## Data for this task:
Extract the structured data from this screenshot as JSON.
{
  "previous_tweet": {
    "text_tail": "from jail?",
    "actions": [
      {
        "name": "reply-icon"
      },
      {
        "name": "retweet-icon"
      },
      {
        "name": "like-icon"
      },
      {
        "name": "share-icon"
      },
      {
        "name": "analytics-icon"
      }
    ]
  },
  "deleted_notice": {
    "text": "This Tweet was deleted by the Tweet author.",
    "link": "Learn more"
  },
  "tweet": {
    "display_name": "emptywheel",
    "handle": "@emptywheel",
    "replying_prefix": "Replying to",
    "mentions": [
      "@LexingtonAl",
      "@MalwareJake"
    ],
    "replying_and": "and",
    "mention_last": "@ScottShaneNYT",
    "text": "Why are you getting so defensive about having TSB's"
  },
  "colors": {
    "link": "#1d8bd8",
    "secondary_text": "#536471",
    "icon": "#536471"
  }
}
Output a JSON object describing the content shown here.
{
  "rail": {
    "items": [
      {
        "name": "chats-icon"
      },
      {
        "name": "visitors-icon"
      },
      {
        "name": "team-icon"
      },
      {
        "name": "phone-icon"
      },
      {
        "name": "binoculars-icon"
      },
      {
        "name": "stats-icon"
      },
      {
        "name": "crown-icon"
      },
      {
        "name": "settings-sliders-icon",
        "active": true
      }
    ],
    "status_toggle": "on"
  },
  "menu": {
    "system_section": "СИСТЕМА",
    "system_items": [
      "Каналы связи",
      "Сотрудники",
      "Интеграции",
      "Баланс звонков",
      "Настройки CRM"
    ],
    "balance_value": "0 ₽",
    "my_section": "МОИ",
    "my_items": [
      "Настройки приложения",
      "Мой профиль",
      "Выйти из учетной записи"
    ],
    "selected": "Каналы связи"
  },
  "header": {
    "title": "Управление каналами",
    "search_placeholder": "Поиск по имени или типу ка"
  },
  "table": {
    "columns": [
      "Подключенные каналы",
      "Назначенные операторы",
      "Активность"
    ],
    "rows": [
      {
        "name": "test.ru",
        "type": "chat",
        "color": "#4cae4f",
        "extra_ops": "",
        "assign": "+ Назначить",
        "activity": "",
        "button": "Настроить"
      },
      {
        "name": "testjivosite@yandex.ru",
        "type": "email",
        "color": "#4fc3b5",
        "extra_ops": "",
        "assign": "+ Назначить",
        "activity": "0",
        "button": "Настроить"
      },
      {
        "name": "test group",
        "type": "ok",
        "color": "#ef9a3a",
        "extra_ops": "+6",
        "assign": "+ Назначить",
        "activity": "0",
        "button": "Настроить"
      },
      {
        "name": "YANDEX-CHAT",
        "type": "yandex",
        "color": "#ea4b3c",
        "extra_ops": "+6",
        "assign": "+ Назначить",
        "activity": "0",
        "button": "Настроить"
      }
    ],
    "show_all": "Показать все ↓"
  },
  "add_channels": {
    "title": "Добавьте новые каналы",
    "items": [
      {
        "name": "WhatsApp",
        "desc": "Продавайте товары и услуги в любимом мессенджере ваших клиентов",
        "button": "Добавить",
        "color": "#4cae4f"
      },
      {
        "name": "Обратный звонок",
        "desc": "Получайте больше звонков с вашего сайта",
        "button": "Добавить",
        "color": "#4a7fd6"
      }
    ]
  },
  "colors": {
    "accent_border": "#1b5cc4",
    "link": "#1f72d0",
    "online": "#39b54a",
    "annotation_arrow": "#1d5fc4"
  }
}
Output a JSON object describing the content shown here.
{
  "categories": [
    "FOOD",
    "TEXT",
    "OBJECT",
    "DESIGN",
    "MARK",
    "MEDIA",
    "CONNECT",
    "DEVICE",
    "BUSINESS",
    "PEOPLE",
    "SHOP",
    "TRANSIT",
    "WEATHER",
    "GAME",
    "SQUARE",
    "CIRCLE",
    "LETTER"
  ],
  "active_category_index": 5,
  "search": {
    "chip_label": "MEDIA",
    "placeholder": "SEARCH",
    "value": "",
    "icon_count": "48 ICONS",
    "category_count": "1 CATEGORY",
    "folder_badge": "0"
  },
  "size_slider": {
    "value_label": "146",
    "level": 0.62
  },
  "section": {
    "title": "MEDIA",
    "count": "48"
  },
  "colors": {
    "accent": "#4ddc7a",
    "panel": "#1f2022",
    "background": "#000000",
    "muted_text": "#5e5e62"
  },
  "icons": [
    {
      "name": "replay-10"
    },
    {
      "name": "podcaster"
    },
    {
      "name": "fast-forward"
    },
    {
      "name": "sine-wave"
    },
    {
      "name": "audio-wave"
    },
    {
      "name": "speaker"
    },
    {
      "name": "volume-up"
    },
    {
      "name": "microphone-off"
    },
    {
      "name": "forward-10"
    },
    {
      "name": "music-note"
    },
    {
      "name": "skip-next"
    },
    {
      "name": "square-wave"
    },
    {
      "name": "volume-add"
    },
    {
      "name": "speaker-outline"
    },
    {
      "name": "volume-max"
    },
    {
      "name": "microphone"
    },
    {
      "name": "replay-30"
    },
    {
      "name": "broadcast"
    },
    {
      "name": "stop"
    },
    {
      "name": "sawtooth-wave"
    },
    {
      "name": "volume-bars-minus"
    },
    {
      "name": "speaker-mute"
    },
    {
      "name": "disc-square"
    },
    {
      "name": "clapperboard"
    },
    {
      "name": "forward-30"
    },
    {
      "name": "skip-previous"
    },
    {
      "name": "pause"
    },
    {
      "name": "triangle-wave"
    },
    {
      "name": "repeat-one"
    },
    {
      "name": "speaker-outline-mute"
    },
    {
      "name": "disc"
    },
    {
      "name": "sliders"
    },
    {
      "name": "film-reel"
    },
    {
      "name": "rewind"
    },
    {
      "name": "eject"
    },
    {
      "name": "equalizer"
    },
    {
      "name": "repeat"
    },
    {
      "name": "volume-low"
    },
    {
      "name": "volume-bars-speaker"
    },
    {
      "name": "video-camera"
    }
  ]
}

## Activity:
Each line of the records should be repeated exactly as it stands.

## Solution to the exercise:
Extract the structured data from this screenshot as JSON.
{
  "previous_tweet": {
    "text_tail": "from jail?",
    "actions": [
      {
        "name": "reply-icon"
      },
      {
        "name": "retweet-icon"
      },
      {
        "name": "like-icon"
      },
      {
        "name": "share-icon"
      },
      {
        "name": "analytics-icon"
      }
    ]
  },
  "deleted_notice": {
    "text": "This Tweet was deleted by the Tweet author.",
    "link": "Learn more"
  },
  "tweet": {
    "display_name": "emptywheel",
    "handle": "@emptywheel",
    "replying_prefix": "Replying to",
    "mentions": [
      "@LexingtonAl",
      "@MalwareJake"
    ],
    "replying_and": "and",
    "mention_last": "@ScottShaneNYT",
    "text": "Why are you getting so defensive about having TSB's"
  },
  "colors": {
    "link": "#1d8bd8",
    "secondary_text": "#536471",
    "icon": "#536471"
  }
}
Output a JSON object describing the content shown here.
{
  "rail": {
    "items": [
      {
        "name": "chats-icon"
      },
      {
        "name": "visitors-icon"
      },
      {
        "name": "team-icon"
      },
      {
        "name": "phone-icon"
      },
      {
        "name": "binoculars-icon"
      },
      {
        "name": "stats-icon"
      },
      {
        "name": "crown-icon"
      },
      {
        "name": "settings-sliders-icon",
        "active": true
      }
    ],
    "status_toggle": "on"
  },
  "menu": {
    "system_section": "СИСТЕМА",
    "system_items": [
      "Каналы связи",
      "Сотрудники",
      "Интеграции",
      "Баланс звонков",
      "Настройки CRM"
    ],
    "balance_value": "0 ₽",
    "my_section": "МОИ",
    "my_items": [
      "Настройки приложения",
      "Мой профиль",
      "Выйти из учетной записи"
    ],
    "selected": "Каналы связи"
  },
  "header": {
    "title": "Управление каналами",
    "search_placeholder": "Поиск по имени или типу ка"
  },
  "table": {
    "columns": [
      "Подключенные каналы",
      "Назначенные операторы",
      "Активность"
    ],
    "rows": [
      {
        "name": "test.ru",
        "type": "chat",
        "color": "#4cae4f",
        "extra_ops": "",
        "assign": "+ Назначить",
        "activity": "",
        "button": "Настроить"
      },
      {
        "name": "testjivosite@yandex.ru",
        "type": "email",
        "color": "#4fc3b5",
        "extra_ops": "",
        "assign": "+ Назначить",
        "activity": "0",
        "button": "Настроить"
      },
      {
        "name": "test group",
        "type": "ok",
        "color": "#ef9a3a",
        "extra_ops": "+6",
        "assign": "+ Назначить",
        "activity": "0",
        "button": "Настроить"
      },
      {
        "name": "YANDEX-CHAT",
        "type": "yandex",
        "color": "#ea4b3c",
        "extra_ops": "+6",
        "assign": "+ Назначить",
        "activity": "0",
        "button": "Настроить"
      }
    ],
    "show_all": "Показать все ↓"
  },
  "add_channels": {
    "title": "Добавьте новые каналы",
    "items": [
      {
        "name": "WhatsApp",
        "desc": "Продавайте товары и услуги в любимом мессенджере ваших клиентов",
        "button": "Добавить",
        "color": "#4cae4f"
      },
      {
        "name": "Обратный звонок",
        "desc": "Получайте больше звонков с вашего сайта",
        "button": "Добавить",
        "color": "#4a7fd6"
      }
    ]
  },
  "colors": {
    "accent_border": "#1b5cc4",
    "link": "#1f72d0",
    "online": "#39b54a",
    "annotation_arrow": "#1d5fc4"
  }
}
Output a JSON object describing the content shown here.
{
  "categories": [
    "FOOD",
    "TEXT",
    "OBJECT",
    "DESIGN",
    "MARK",
    "MEDIA",
    "CONNECT",
    "DEVICE",
    "BUSINESS",
    "PEOPLE",
    "SHOP",
    "TRANSIT",
    "WEATHER",
    "GAME",
    "SQUARE",
    "CIRCLE",
    "LETTER"
  ],
  "active_category_index": 5,
  "search": {
    "chip_label": "MEDIA",
    "placeholder": "SEARCH",
    "value": "",
    "icon_count": "48 ICONS",
    "category_count": "1 CATEGORY",
    "folder_badge": "0"
  },
  "size_slider": {
    "value_label": "146",
    "level": 0.62
  },
  "section": {
    "title": "MEDIA",
    "count": "48"
  },
  "colors": {
    "accent": "#4ddc7a",
    "panel": "#1f2022",
    "background": "#000000",
    "muted_text": "#5e5e62"
  },
  "icons": [
    {
      "name": "replay-10"
    },
    {
      "name": "podcaster"
    },
    {
      "name": "fast-forward"
    },
    {
      "name": "sine-wave"
    },
    {
      "name": "audio-wave"
    },
    {
      "name": "speaker"
    },
    {
      "name": "volume-up"
    },
    {
      "name": "microphone-off"
    },
    {
      "name": "forward-10"
    },
    {
      "name": "music-note"
    },
    {
      "name": "skip-next"
    },
    {
      "name": "square-wave"
    },
    {
      "name": "volume-add"
    },
    {
      "name": "speaker-outline"
    },
    {
      "name": "volume-max"
    },
    {
      "name": "microphone"
    },
    {
      "name": "replay-30"
    },
    {
      "name": "broadcast"
    },
    {
      "name": "stop"
    },
    {
      "name": "sawtooth-wave"
    },
    {
      "name": "volume-bars-minus"
    },
    {
      "name": "speaker-mute"
    },
    {
      "name": "disc-square"
    },
    {
      "name": "clapperboard"
    },
    {
      "name": "forward-30"
    },
    {
      "name": "skip-previous"
    },
    {
      "name": "pause"
    },
    {
      "name": "triangle-wave"
    },
    {
      "name": "repeat-one"
    },
    {
      "name": "speaker-outline-mute"
    },
    {
      "name": "disc"
    },
    {
      "name": "sliders"
    },
    {
      "name": "film-reel"
    },
    {
      "name": "rewind"
    },
    {
      "name": "eject"
    },
    {
      "name": "equalizer"
    },
    {
      "name": "repeat"
    },
    {
      "name": "volume-low"
    },
    {
      "name": "volume-bars-speaker"
    },
    {
      "name": "video-camera"
    }
  ]
}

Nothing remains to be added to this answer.